- Set up a meeting with your advisor that will unfortunately only happen in three days from now
- Also set up a meeting with your humanities advisor for the same day to double-make-sure you will graduate and have all your requirements filled
- Dread the wait time, but have faith that it will all work out, and think of a back up plan.
- Come up with the back up plan if the independent study does not in fact get approved (which involves taking another course 6 class that you are not particular interested in but works well with your schedule and is tangentially related to what you want to study)
- Go to the first meeting you scheduled with your humanities advisor and get the thumbs up from her about requirements and a confirmation that you will indeed graduate
- Go to your second meeting with your course 6 advisor, nervous because this one is higher stakes, and celebrate when the advisor reads your proposal, really likes the idea, and with basically zero hesitation changes her mind and apologizes for making a rash decision that may have stressed you out
- Last but certainly not least, fill out a very big add drop form (which happens to be the third one you already submitted since the start of the semester)
- Take a deep breath knowing that after two weeks of a lot of emails and chasing professors and bureaucratic-hoop-hopping, your schedule is finally set in stone and you are very happy with the prospects for your last semester at MIT!
The last two weeks have been a Ride™. We think that the main thing that made it so drawn out is that we staggered the emails to the various professors we had in mind, as opposed to emailing all three at once. And on top of that, we didn’t even stagger our emails correctly. We should have emailed the professors whose classes we’ve taken, before emailing professors whose classes we haven’t. In the end, the professor that ended up being our supervisor is the professor we took 6.815 Digital and Computational Photography with, but he was the last professor we reached out to. The last thing we did incorrectly was asking our advisor about independent studies over email, as opposed to off the bat asking to schedule a meeting with her to discuss it in person. Sometimes, things can get misconstrued or misunderstood over email, and it just takes a conversation to get them sorted out. We hope this will help someone else not make our mistakes!

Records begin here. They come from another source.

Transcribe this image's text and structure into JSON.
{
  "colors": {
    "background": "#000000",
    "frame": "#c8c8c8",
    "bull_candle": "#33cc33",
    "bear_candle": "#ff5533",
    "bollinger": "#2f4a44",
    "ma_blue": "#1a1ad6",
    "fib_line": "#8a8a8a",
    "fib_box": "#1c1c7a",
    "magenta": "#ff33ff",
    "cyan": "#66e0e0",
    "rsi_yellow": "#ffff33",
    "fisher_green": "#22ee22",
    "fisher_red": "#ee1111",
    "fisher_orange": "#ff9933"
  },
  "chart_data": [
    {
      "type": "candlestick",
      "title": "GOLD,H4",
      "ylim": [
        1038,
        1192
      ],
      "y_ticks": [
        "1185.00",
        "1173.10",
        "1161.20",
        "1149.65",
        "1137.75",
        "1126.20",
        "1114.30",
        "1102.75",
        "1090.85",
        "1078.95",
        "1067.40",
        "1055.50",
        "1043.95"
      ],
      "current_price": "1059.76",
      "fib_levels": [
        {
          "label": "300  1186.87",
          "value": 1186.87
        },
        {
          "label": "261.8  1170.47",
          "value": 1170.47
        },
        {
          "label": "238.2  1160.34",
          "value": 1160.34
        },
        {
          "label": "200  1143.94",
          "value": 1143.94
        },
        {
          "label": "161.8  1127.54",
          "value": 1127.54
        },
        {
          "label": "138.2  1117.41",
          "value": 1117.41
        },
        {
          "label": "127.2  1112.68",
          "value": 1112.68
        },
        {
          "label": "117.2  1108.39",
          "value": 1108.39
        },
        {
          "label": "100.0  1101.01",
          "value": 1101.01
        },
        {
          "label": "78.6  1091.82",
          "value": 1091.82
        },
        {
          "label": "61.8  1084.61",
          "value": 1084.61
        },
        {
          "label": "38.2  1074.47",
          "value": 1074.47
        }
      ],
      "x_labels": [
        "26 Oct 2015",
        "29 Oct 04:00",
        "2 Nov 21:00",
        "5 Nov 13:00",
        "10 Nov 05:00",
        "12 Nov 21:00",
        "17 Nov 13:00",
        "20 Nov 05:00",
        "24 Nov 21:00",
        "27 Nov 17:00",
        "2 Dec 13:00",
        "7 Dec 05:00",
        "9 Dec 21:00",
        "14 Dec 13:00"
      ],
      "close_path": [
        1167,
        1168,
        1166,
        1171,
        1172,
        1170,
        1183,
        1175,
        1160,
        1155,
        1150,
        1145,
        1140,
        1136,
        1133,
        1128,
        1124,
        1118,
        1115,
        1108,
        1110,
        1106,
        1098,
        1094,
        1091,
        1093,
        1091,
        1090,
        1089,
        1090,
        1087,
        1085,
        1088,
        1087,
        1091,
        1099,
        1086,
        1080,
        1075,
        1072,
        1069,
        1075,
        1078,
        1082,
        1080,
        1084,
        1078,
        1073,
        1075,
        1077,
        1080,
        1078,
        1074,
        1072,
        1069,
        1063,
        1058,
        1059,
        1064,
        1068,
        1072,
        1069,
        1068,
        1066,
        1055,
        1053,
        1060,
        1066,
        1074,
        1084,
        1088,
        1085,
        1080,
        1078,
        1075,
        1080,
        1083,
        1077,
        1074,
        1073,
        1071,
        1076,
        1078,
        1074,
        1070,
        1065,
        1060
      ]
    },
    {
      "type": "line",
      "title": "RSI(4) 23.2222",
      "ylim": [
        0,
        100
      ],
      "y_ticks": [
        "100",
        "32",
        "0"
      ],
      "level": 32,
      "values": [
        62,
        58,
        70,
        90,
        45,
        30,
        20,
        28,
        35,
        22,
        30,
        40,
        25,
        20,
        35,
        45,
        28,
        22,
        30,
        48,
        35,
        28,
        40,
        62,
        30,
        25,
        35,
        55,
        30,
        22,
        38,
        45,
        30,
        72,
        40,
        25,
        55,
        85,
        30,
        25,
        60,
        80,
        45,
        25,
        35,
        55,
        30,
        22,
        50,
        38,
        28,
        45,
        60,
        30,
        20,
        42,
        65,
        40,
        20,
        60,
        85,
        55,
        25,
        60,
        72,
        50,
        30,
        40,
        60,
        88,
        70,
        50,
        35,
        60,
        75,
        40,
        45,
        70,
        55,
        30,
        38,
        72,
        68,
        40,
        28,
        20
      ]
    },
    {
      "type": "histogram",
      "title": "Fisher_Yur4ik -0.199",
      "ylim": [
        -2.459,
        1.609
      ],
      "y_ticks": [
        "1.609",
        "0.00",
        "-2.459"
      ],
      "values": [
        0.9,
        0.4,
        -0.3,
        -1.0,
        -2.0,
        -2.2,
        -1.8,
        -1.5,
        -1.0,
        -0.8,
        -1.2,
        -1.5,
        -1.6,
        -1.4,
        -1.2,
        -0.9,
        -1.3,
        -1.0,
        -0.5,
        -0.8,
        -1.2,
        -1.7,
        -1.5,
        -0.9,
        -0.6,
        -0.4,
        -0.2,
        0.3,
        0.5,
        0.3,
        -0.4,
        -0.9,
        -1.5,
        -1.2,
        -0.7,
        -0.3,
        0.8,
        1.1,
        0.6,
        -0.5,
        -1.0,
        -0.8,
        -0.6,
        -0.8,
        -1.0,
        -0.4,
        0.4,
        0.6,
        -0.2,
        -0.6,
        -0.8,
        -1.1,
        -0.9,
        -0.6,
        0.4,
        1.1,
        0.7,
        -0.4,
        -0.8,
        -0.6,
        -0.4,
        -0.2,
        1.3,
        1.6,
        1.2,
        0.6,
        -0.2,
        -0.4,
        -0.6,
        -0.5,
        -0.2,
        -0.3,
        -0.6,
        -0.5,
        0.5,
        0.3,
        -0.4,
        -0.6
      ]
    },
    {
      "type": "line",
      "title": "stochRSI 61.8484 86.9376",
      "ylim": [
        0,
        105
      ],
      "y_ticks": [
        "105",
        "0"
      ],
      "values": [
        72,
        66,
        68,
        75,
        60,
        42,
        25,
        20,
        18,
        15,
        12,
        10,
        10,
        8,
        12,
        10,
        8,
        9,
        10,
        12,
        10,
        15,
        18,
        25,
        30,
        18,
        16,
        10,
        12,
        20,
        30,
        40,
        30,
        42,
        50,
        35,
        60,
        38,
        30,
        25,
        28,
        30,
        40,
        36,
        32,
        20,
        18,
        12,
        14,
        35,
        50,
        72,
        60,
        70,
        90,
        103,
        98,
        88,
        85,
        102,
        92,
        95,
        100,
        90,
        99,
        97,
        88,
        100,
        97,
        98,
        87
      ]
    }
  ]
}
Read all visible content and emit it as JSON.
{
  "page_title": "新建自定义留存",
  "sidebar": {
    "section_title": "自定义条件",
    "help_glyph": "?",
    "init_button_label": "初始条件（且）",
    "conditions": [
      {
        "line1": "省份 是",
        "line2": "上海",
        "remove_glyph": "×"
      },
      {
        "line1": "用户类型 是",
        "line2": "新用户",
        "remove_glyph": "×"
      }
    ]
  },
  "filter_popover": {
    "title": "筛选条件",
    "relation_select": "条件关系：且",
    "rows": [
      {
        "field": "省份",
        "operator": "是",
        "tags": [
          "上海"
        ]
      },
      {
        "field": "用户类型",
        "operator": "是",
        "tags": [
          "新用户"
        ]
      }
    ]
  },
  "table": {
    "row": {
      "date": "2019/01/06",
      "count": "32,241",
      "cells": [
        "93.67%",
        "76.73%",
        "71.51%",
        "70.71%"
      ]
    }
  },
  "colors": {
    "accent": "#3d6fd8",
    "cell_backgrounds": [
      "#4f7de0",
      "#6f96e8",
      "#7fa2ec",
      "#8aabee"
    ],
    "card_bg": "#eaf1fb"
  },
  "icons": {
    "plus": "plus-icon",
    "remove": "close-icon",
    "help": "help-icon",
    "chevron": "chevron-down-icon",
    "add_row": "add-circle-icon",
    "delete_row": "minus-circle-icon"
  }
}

We honestly are kind of shocked this ended up working out, but this experience showed us something really important — persistence. There were so many times throughout this whole list of steps where we literally just wanted to take the easy way out by signing up for a different class that would just fill the requirement we needed. But, every time we thought about how much we want to continue learning computer graphics, and how cool it would be to do our independent studies, we kept pushing through. And, we are so happy we did!